Well it seems there is a trend afoot – every time I enter an open show it snows and I cant go! Lots cancelled this weekend or judges unable to make it, but a few soldiered on through the snow and hats off to those that braved the weather to compete. At Scottish Toy under Sylvia Adamson, Evelyn Frames Elfallons Little Dragon was BOB, while at Oswestry under Alan McKenzie Mrs Barkers Goldamulet Amber Tone was BOB with Julie Hampsons Zerachiel Justin Illusion taking BPIB. At Retford CS under replacement judge Sherrill Goodwin Nick Higgs’ Touch Beauty Pride of The Motherland was BOB and Group 2, whilst his Fairy Vom Apfelland was ROB – both handled by Susan Higgs. Lastly and North East Toy, Marion Proctors Tramarllan Polar Icicle I believe was BOB although im unsure who the judge is. Big well done to all! Easter weekend is fast approaching and I heard on the radio this morning that snow is to be expected! With today being officially the start of Spring, one can but wonder if we will ever see the sunshine this year! Im sure all of us and the crested would love a bit of vitamin D! Entry figures are in for UK Toy with Christine Hinton attracting 114 dogs making 131 entries which is marginally up on last year. The Chinese Crested Dog Clubs open showing being held straight afterwards sees Stuart Smith with 88 dogs making 104 entries so a super jump in numbers for its first time to be held in conjunction with this championship show. Good luck to everyone showing and don’t forget the Chinese Crested Dog Clubs AGM is held directly after the open show ends, so if you are a member be sure to stay and have your say!

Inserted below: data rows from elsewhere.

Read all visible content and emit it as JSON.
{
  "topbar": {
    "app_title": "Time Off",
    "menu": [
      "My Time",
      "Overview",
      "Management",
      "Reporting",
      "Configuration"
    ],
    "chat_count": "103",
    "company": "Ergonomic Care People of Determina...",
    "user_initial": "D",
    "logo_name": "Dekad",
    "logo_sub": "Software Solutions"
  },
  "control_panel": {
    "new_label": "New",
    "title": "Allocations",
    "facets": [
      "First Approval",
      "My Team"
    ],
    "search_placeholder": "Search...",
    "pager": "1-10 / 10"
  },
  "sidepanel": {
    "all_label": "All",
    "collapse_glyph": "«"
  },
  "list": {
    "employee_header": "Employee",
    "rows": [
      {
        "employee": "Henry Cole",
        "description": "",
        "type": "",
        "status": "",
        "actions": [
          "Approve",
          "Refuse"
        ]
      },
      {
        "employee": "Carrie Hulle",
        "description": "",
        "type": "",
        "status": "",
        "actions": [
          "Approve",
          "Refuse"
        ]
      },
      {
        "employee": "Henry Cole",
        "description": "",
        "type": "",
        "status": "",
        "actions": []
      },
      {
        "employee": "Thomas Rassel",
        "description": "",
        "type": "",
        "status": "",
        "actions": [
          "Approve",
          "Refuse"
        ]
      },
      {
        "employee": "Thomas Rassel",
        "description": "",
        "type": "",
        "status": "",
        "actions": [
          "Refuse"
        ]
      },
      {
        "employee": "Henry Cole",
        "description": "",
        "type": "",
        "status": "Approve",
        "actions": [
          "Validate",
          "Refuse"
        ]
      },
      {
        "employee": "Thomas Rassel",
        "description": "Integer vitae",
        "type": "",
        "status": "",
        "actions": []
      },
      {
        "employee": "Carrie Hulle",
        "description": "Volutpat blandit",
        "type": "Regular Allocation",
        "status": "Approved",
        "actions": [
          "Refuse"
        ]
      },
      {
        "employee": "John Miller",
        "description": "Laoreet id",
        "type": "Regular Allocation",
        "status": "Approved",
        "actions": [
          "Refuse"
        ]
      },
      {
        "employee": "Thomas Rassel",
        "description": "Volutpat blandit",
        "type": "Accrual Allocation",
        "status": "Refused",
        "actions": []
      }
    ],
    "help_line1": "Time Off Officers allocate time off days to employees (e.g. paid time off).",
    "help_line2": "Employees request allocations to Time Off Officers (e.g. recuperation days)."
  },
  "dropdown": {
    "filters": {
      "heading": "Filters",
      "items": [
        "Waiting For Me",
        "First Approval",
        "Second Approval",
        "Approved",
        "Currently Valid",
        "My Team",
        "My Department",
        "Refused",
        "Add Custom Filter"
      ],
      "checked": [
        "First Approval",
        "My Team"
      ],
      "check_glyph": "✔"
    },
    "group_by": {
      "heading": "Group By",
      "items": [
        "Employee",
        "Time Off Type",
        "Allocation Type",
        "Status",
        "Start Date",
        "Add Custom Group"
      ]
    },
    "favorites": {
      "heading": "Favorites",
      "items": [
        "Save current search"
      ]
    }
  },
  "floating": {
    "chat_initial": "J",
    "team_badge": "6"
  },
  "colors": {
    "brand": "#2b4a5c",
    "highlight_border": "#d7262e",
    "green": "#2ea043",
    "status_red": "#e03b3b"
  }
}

I was having a look at the Crufts catalogue and pulled some stats – of the 179 dogs entered the split was UK based dogs 69% and visiting dogs 31%. Of the 69% of UK based dogs 52% were UK bred and 17% were imported. Of the 52% of UK bred dogs 78% of these had UK bred parents both sides, but as a percentage of the total entry this was just 38% of dogs exhibited being bred from British Parents. Looking at the split of the 92 places given on the day 64% of these were to UK exhibitors of which 18% were Imported dogs, and 36% to Overseas Visitors. Most noteable however is that of the major awards only two Uk based dogs were selected and of these only one was UK bred. More to the point UK dogs did not feature at all in Open Bitch and only one in Open dog. So what do these numbers tell us? Well UK dogs seem to be on the decline – while they held the lions share of the entry and held their own in the class placings we have to consider that many of the classes are not eligible for foreign entries (Minor Puppy, Puppy and Good Citizen – unless qualified from a UK Show) and also that with the new Ruling for foreign dogs in Mid Limit and Limit this also meant most had to go into Open as any dog winning more than 3 CC equivalent was no longer eligible for lower classes. This ruling certainly seemed to prove confusing across many breeds however with lots of reports of over qualified dogs in lower classes, so something hopefully the Kennel Club will take more responsibility for in the future. But back to the numbers – I couldn’t help thinking that it was a shame to see UK bred dogs featuring so little in the top honours once again and even in the Open classes, and wonder what the Crested community in the UK could or should do about that? As a country who has been so influential in the development of the breed, it is very sad to see the lines so many put so much work into improving, ultimately fall by the wayside. Perhaps it is too late to ensure we maintain some of these important and influential blood lines which stamped in a breed type which is sadly becoming more remote every day. But how? How do we return the consistency and greatness of UK bred crested to dominate the showcase show of the year? What do we need to do in order to ensure our forbearers hard work is not lost? I would be very interested in receiving your opinions so we can share here, but surely we must now look at, and question why we have ended up where we have and what we can do about it? Yes if course its not all about Crufts – its one dog show, and you could argue that British dogs are behind most of the top dogs in the world today, but is that enough? Why aren’t we taking this forward and ensuring we produce the best for ourselves and home grow the talent in our own country? As someone who has imported more crested into the UK than anyone else, I can say its not a decision I take lightly – would I prefer to have quality UK bred dogs from health tested parents and safe matings – of course! But are they easy to find? I will let you answer that one. Food for thought for a cold rainy morning but feel free to email me your input as well as your show successes or news to firstname.lastname@example.org. Donna Crow